Data
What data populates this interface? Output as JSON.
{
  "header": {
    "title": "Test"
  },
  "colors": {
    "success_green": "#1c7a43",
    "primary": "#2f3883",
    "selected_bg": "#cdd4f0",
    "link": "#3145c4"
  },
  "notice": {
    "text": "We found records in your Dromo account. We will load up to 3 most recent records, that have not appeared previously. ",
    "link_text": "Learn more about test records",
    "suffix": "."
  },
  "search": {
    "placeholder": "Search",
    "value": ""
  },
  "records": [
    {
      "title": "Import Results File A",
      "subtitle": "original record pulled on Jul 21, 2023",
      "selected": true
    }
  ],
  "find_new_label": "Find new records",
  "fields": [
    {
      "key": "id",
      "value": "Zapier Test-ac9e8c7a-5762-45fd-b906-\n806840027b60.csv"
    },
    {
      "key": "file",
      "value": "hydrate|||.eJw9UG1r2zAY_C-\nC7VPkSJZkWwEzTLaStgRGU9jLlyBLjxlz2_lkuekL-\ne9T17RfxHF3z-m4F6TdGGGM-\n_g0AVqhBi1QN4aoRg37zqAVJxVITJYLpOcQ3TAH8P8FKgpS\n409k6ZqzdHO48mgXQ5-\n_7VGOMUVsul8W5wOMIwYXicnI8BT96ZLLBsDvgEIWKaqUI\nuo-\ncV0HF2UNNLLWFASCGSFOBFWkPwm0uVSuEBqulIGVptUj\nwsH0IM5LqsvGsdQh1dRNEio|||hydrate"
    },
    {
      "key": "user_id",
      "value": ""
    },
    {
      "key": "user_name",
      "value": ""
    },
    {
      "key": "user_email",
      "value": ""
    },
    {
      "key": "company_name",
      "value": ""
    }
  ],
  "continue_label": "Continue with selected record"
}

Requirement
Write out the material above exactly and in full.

Task result
What data populates this interface? Output as JSON.
{
  "header": {
    "title": "Test"
  },
  "colors": {
    "success_green": "#1c7a43",
    "primary": "#2f3883",
    "selected_bg": "#cdd4f0",
    "link": "#3145c4"
  },
  "notice": {
    "text": "We found records in your Dromo account. We will load up to 3 most recent records, that have not appeared previously. ",
    "link_text": "Learn more about test records",
    "suffix": "."
  },
  "search": {
    "placeholder": "Search",
    "value": ""
  },
  "records": [
    {
      "title": "Import Results File A",
      "subtitle": "original record pulled on Jul 21, 2023",
      "selected": true
    }
  ],
  "find_new_label": "Find new records",
  "fields": [
    {
      "key": "id",
      "value": "Zapier Test-ac9e8c7a-5762-45fd-b906-\n806840027b60.csv"
    },
    {
      "key": "file",
      "value": "hydrate|||.eJw9UG1r2zAY_C-\nC7VPkSJZkWwEzTLaStgRGU9jLlyBLjxlz2_lkuekL-\ne9T17RfxHF3z-m4F6TdGGGM-\n_g0AVqhBi1QN4aoRg37zqAVJxVITJYLpOcQ3TAH8P8FKgpS\n409k6ZqzdHO48mgXQ5-\n_7VGOMUVsul8W5wOMIwYXicnI8BT96ZLLBsDvgEIWKaqUI\nuo-\ncV0HF2UNNLLWFASCGSFOBFWkPwm0uVSuEBqulIGVptUj\nwsH0IM5LqsvGsdQh1dRNEio|||hydrate"
    },
    {
      "key": "user_id",
      "value": ""
    },
    {
      "key": "user_name",
      "value": ""
    },
    {
      "key": "user_email",
      "value": ""
    },
    {
      "key": "company_name",
      "value": ""
    }
  ],
  "continue_label": "Continue with selected record"
}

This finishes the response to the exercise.